Which lines below contain "true"? Copy every one of them.
##### THE RECORDS
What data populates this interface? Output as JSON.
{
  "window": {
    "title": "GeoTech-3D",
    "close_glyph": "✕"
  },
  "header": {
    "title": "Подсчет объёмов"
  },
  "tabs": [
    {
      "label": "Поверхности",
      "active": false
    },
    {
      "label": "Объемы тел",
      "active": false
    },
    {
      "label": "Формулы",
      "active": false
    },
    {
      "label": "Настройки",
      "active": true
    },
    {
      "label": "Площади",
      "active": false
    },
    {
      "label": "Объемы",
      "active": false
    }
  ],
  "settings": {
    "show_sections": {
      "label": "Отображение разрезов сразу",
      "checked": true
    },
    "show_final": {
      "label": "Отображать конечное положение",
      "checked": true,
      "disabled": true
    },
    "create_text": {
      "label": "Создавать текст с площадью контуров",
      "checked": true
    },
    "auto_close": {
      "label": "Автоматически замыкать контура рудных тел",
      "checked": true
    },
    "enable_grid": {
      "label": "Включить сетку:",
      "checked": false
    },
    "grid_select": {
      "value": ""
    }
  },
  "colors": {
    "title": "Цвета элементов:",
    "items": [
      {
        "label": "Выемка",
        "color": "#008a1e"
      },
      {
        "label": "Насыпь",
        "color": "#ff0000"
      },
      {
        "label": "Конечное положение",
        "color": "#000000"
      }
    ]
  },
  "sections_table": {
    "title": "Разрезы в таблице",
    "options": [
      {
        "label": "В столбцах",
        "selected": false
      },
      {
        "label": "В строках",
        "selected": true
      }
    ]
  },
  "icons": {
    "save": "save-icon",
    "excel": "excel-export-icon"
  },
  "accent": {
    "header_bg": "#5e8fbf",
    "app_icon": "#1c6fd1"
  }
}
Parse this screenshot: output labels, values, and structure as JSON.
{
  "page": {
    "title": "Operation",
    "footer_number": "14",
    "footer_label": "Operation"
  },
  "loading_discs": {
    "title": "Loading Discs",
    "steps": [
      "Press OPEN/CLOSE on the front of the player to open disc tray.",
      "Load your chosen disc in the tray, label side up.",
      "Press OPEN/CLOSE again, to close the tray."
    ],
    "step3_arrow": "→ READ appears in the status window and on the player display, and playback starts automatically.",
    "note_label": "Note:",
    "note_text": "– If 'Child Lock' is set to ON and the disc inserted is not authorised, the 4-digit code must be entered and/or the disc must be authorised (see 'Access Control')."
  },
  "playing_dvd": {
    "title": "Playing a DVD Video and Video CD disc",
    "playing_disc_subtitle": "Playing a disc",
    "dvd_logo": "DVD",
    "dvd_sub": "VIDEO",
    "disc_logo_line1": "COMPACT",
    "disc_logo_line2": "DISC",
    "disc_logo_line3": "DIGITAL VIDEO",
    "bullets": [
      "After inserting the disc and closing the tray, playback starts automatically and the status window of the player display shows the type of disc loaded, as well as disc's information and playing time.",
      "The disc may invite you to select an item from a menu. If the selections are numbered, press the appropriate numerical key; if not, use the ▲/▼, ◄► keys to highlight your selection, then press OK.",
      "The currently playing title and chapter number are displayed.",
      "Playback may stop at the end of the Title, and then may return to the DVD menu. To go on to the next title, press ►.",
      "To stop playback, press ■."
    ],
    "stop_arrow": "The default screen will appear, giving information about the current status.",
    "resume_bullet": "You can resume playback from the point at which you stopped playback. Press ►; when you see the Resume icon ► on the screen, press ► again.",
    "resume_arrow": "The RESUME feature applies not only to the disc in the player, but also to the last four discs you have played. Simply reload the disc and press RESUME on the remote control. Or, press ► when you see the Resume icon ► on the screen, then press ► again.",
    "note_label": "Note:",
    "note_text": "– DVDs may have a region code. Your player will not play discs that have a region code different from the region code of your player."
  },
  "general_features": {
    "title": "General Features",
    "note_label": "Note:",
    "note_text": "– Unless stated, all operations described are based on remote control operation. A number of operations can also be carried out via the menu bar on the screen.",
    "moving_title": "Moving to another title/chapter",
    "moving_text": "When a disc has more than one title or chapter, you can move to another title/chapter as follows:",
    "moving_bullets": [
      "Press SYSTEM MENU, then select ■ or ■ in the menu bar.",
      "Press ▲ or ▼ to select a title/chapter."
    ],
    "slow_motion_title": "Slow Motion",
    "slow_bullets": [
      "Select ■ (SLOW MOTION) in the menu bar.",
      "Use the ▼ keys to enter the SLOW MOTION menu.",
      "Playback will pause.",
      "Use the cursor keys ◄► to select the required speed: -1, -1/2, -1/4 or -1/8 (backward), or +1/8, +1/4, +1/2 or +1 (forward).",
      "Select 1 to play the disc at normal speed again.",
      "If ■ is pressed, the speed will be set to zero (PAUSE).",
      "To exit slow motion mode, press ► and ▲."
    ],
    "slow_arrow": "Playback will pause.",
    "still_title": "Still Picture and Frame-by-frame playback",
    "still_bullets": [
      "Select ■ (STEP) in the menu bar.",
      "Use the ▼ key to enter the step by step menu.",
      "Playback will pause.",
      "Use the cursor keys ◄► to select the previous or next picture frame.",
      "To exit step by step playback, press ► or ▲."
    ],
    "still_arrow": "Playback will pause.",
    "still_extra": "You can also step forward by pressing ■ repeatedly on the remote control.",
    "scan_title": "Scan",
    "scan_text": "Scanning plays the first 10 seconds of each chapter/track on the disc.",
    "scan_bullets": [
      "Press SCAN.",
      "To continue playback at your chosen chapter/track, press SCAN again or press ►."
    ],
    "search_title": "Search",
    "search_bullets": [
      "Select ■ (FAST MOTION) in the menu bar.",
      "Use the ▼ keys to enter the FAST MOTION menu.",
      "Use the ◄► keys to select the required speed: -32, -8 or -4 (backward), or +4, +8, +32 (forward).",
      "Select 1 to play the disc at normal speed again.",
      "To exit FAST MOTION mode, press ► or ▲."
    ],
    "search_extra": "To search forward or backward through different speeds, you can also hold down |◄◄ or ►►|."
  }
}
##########
RESPONSE FOR THIS EXERCISE —
      "active": true
      "checked": true
      "checked": true,
      "disabled": true
      "checked": true
      "checked": true
        "selected": true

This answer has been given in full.